We all have our opinions, and I see the Packers forging a 7-9 record, mainly because I don't see where this team improved an offense, which was mediocre last year.
As the season approaches, here are the 10 keys to the Packers proving me wrong and having a season which will include playing in January.
10. Avoid a slow start. The last three years the Packers opened 1-4, and the last two seasons they missed the playoffs. For the Packers to make the playoffs in 2007, there is no way a 1-4 start can happen. Even though the NFC is weak, the Packers can't afford to play catch-up in the final 11 games. A quick start would build momentum and get this young team believing. Another sluggish start and who knows what will become of this team?
9. Defend homefield. The Packers were dominant at home during Brett Favre's MVP seasons, but now visitors to Lambeau Field make themselves a little too comfortable. Green Bay has not won six home games since 2002, when the Packers were 8-0, 12-4 overall. Any playoff team has a homefield advantage, but the Packers hardly have one now. That has to change.
8. Justin Harrell. I believe the first-round pick for an 8-8 team has to become a starter and a contributor for the team to make a jump. However, Harrell looks like a complementary player. He plays on a deep defensive line and picking him just seems strange when the Packers could've went in other directions (see safety Reggie Nelson, wide receiver Robert Meachem). It's doubtful this rookie will make an impact, and that's not what a team needs from the 16th pick in the draft.
7. Mason Crosby. A rookie kicker never is a sure thing (see Brett Conway). Also, in the NFL there are so many games decided by 3 points or less, you wonder if this kid can handle real pressure.
6. Brett Favre. People raved about Favre last season, but he tied a career-low with 18 TD passes, his lowest total since 1992, and had 18 INTs, which was 11 fewer than 2005. His passer rating was a mortal 72.7. Not great, not even good. Just so-so. He needs to be better this season. Throw fewer INTs and become better in the red zone, a place the Packers were terrible in 2006.
5. Health. It's always important, but with a team which lacks experienced depth, the Packers need as few players on crutches as possible.

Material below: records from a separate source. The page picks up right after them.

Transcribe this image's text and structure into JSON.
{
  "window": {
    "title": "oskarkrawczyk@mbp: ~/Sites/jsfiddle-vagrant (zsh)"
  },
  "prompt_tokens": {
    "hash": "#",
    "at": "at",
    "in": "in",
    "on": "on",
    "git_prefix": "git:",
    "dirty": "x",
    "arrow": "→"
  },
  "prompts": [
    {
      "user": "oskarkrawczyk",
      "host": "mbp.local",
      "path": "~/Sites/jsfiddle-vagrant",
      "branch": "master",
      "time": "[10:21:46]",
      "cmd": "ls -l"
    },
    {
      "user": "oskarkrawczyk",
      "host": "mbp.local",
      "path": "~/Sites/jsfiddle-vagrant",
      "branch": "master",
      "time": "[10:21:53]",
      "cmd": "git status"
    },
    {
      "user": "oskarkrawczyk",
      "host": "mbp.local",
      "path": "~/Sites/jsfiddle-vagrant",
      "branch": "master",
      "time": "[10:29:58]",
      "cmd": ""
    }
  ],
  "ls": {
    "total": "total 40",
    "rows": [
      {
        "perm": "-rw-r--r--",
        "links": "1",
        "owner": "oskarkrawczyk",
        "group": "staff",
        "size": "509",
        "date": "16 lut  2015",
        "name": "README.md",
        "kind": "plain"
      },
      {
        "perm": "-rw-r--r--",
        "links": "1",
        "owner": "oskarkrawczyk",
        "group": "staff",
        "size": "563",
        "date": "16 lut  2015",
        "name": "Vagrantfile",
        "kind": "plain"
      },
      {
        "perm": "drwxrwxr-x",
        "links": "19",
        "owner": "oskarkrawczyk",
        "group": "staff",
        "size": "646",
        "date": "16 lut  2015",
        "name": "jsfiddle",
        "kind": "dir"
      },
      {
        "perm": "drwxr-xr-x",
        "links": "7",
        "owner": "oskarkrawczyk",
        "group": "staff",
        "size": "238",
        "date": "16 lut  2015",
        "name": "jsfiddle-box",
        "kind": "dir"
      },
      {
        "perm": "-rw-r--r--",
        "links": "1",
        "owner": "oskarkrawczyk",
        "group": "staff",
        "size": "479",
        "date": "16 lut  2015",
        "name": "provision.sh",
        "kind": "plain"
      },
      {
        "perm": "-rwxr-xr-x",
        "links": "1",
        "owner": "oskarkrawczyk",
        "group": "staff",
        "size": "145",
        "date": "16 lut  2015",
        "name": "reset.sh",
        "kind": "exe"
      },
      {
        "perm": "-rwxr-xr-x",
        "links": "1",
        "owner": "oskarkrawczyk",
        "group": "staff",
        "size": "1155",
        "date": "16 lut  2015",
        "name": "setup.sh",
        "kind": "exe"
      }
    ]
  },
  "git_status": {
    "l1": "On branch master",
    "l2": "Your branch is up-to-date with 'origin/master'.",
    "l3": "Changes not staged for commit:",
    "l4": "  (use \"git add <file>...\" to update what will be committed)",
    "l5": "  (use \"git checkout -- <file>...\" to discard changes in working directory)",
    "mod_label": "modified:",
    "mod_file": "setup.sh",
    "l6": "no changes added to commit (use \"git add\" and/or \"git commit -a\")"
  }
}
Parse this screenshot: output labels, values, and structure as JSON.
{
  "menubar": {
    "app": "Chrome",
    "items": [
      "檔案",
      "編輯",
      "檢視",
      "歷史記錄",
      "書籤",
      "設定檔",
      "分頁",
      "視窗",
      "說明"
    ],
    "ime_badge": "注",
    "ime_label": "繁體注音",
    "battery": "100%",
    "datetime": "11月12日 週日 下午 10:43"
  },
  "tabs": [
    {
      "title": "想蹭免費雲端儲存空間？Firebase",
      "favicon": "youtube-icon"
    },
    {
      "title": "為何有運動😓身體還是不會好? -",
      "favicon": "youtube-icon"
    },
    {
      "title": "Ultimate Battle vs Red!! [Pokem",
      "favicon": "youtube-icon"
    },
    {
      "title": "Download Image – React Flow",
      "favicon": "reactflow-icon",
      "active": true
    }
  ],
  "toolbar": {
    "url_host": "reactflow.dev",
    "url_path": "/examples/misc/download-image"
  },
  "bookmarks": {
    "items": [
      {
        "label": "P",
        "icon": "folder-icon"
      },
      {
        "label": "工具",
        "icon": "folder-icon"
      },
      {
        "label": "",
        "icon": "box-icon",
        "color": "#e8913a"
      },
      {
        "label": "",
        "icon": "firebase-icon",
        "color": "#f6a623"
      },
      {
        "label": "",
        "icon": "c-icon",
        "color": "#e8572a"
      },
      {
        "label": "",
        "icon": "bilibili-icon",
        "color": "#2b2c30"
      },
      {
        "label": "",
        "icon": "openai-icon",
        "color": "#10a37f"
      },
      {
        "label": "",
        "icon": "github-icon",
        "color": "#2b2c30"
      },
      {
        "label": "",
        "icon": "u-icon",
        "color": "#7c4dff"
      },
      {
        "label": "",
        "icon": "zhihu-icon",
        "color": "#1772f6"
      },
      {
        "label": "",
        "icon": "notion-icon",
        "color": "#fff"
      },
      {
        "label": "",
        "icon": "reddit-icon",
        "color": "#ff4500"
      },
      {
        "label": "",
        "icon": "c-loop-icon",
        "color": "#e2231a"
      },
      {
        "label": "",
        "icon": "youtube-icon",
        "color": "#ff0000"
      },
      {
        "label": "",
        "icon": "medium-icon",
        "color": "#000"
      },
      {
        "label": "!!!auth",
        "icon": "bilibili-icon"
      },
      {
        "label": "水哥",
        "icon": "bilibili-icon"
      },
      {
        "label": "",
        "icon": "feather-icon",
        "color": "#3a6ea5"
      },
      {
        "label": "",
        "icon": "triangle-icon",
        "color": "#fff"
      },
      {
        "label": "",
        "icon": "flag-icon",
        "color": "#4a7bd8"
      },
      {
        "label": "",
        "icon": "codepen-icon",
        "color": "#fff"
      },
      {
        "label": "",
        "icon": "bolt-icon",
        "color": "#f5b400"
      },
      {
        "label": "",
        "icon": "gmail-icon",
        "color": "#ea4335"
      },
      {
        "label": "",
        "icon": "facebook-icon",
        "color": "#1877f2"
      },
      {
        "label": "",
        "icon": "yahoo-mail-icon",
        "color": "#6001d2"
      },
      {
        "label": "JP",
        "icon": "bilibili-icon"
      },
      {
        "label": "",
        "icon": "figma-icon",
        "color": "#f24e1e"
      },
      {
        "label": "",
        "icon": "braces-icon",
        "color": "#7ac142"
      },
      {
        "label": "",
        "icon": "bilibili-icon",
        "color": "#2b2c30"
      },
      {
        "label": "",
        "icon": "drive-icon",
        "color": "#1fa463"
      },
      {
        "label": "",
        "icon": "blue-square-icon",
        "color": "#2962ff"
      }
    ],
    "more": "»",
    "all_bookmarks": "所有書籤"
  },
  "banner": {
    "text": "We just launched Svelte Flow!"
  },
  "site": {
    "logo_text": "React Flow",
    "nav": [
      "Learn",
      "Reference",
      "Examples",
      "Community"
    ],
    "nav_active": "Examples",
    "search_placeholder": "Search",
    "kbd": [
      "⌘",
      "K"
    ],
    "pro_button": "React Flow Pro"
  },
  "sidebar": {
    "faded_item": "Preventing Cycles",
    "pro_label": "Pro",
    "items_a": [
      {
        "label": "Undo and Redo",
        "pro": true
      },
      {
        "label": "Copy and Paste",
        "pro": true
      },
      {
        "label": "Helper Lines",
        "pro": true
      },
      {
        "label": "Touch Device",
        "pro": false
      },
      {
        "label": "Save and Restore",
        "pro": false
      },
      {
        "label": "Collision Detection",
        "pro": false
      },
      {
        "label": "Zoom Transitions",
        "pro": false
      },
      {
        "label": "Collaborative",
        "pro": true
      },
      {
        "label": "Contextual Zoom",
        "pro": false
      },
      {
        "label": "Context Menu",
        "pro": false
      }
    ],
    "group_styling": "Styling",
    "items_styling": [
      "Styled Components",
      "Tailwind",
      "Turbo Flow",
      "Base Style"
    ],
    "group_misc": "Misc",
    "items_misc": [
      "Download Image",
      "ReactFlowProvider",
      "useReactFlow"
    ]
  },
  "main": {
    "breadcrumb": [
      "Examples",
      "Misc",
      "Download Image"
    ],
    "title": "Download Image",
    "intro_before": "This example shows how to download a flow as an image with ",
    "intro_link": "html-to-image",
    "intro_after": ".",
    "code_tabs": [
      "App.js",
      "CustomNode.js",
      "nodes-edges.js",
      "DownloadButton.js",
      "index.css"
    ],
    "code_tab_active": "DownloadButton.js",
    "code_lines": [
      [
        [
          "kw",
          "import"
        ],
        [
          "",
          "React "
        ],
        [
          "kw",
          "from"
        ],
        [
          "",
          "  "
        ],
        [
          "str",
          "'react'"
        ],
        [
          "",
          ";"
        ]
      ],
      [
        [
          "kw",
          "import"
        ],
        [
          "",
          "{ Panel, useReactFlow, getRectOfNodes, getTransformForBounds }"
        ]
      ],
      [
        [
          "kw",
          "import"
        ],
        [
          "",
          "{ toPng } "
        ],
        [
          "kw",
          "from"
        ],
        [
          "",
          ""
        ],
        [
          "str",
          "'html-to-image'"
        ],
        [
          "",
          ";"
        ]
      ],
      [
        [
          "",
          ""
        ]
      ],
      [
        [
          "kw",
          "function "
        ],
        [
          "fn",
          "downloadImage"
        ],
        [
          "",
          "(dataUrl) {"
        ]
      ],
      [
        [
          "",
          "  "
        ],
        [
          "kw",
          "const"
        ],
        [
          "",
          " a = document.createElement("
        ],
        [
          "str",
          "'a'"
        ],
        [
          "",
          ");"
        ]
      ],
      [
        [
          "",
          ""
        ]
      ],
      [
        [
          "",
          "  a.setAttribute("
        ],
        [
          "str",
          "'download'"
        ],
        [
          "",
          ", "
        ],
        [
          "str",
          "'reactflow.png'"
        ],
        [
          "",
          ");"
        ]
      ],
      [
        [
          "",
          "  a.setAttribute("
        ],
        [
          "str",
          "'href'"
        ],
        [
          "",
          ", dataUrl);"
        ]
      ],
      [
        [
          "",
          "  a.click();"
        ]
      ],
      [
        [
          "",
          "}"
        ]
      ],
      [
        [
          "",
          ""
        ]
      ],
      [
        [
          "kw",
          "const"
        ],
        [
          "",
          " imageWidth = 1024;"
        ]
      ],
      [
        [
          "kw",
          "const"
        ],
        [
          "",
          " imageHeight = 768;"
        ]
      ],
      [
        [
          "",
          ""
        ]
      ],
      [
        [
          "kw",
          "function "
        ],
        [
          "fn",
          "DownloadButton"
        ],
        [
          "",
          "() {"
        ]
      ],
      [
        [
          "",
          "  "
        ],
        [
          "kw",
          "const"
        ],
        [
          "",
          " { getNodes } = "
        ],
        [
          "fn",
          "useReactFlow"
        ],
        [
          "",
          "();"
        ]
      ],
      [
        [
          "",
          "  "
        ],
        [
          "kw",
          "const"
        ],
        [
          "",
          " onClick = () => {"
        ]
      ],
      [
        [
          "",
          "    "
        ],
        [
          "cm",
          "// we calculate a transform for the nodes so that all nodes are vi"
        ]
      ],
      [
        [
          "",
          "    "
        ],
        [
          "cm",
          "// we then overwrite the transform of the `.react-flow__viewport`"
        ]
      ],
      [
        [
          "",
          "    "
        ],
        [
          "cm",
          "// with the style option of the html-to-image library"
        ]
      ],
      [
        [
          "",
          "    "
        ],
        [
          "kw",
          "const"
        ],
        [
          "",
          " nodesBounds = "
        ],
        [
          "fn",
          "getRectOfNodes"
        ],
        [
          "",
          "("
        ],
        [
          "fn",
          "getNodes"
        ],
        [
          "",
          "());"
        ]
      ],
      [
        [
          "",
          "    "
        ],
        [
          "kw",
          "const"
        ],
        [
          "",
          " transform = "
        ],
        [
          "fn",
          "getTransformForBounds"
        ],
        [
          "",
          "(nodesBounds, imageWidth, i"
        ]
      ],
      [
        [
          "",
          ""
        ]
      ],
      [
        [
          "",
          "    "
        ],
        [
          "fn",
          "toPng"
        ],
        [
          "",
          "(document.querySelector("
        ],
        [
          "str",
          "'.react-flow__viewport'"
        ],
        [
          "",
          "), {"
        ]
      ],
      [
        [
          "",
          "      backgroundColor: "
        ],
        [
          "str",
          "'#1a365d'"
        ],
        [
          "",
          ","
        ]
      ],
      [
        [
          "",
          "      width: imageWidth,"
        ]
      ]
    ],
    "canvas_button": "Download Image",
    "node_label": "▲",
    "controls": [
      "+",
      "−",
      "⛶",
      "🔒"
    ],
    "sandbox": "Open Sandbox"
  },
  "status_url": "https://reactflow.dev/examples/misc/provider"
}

It seems weird to say this, but the one spot the Packers have depth is quarterback, where Aaron Rodgers had a good preseason. On the other side of the spectrum, cornerback has no proven depth, so health is huge.
4. James Jones. He appears to be the Packers' most ready draft pick … if he can read defenses. His preseason assured the Packers he can play physically now, but he must be able to read defenses on the run, and Sunday will be a test with a blitz-happy Eagles defense. If Jones comes around, he gives Favre three reliable weapons at WR, joining Donald Driver and possibly Greg Jennings, who has been nursing a sore hamstring.
3. Return game. With the Packers' offense a question right now, the shorter the field the offense has to travel, the better. This means the return game has to become something it hasn't been in quite a while – a threat. Even if the offense can't score after a big return, field position is key, and pinning a team deep in its own territory can sometimes result in big defensive plays.
2. Safeties. Nick Collins is in his third year and Atari Bigby his second. Both are good athletes, but this twosome will not make Packers fans think of the LeRoy Butler-Eugene Robinson combo from years ago. Nonetheless, if this duo can just play steady and limit big plays, it'll be doing the job. The last thing the last line of defense needs to be doing is chasing receivers downfield. Let's not see that.
1. The running game. The Packers need to set up their passing game with the running game, not the other way around. This is because Favre, like it or not, is a game manager now. However, Favre may be pressed into trying to make tough plays, because rookies Brandon Jackson and DeShawn Wynn, Vernand Morency and Ryan Grant don't exactly comprise a top 10 running back group. The Packers' running game must become the leader on offense, not a support unit, but right now can we say it will be?
Doug Ritchay is a frequent contributor to PackerReport.com and Packer Report magazine. E-mail him at firstname.lastname@example.org